● **Instructions to follow**:
The answer must consist of every line in the data that contains "Craft".

● **Extracted entries**:
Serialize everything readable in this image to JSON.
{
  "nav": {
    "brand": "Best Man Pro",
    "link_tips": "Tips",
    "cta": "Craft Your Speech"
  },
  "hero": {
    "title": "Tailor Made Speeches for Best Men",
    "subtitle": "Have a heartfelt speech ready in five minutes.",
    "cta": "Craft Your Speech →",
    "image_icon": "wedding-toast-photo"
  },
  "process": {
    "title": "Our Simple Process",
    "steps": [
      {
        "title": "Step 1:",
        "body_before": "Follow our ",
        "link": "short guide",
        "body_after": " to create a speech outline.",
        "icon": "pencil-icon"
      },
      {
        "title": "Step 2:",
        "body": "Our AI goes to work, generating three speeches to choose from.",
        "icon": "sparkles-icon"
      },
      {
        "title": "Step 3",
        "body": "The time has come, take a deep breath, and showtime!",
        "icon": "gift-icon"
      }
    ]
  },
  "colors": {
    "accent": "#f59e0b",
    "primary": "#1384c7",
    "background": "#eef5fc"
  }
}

● **Answer box**:
    "cta": "Craft Your Speech"
    "cta": "Craft Your Speech →",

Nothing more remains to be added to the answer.